Goals

  1. To provide state-of-the-art ion beam analysis capabilities in support of research as laboratory experiences to support the Advanced Physics course for the Texas Physics Consortium.
  2. To provide state-of-the-art ion beam analysis to solve problems for Industry.
  3. To provide Tarleton Physics majors with research and educational opportunities in ion-atom collisions and other accelerator based fields of endeavor.
  4. To improve science education in Texas by providing educational opportunities for Texas high school teachers and students.

History

We are located in Stephenville, Texas (60 miles SW of Dallas/Ft. Worth and 120 miles North of Austin). Tarleton State University is a member institution of the Texas A&M University System.

Begriming in 1998, Dr. Marble and his students began conducting nuclear and materials research at numerous other accelerator facilities including the University of North Texas, United States Military Academy, SEDD and WMRD of the U.S. Army Research Laboratory, and Naval Surface Warfare Center at Carderock.

In 2001, a 1.0 MV tandem ion accelerator was obtained by Dr. Marble through a generous donation by Dr. Marc Nicolet and the California Institute of Technology. Over the years the accelerator facility in the Tarleton Physics Program has been upgraded and expanded through a variety of external and internal funding to include a modern electronic accelerator voltage control system, new accelerator column rods and chain tension system, dual gas bottles for ion changing, second UHV beamline with teaching chamber, ultra-thin window SiLi detector for x-rays, coincidence gamma ray detector for high sensitivity hydrogen profiling, HpGe detector and environmental shield, etc. The facility is located in Tarleton's science building in Room 232. As a radiation producing instrument, access is restricted. Contact Dr. Marble for more information.

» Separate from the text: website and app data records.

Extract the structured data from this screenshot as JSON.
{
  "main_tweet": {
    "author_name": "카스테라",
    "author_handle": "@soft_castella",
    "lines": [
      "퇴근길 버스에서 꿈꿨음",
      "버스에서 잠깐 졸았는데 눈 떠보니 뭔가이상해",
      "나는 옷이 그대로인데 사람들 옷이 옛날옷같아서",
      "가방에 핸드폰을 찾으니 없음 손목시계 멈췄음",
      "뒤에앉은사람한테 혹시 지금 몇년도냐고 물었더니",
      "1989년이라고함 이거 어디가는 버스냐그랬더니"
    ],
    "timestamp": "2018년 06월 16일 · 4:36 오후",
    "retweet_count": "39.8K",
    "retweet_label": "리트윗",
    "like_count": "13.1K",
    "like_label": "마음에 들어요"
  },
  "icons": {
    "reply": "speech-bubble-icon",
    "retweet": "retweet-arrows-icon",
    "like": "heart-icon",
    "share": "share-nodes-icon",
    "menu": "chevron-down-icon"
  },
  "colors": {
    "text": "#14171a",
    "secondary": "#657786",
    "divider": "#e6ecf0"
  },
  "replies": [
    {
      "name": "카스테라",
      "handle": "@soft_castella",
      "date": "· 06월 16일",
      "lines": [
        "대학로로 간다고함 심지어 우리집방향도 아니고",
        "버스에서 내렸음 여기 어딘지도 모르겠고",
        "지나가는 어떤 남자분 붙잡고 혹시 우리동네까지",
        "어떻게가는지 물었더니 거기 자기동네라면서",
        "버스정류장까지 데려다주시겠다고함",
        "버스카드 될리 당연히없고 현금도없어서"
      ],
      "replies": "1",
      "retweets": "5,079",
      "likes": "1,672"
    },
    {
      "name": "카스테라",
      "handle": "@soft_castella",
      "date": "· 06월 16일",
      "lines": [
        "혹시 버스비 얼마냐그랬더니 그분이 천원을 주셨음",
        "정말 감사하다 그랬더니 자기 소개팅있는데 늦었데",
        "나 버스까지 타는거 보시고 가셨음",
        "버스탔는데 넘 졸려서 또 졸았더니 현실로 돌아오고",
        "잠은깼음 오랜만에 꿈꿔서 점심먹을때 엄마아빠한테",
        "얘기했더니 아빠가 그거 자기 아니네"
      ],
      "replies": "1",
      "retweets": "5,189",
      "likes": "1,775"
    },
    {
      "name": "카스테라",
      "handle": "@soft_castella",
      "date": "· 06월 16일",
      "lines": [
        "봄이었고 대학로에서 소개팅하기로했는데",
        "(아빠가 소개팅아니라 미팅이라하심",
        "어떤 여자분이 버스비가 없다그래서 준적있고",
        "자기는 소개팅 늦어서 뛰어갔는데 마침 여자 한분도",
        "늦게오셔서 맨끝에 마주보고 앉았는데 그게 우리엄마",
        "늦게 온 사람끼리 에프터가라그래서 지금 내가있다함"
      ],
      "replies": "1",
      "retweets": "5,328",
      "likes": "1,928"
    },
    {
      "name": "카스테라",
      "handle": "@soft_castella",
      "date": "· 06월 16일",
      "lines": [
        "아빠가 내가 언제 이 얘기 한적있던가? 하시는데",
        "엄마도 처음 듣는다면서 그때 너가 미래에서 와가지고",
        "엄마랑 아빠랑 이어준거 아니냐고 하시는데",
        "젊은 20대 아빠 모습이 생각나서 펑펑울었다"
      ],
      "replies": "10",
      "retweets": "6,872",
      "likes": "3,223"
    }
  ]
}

Director

The accelerator and materials research group is directed by Dr. Daniel K. Marble of the Tarleton Physics Program.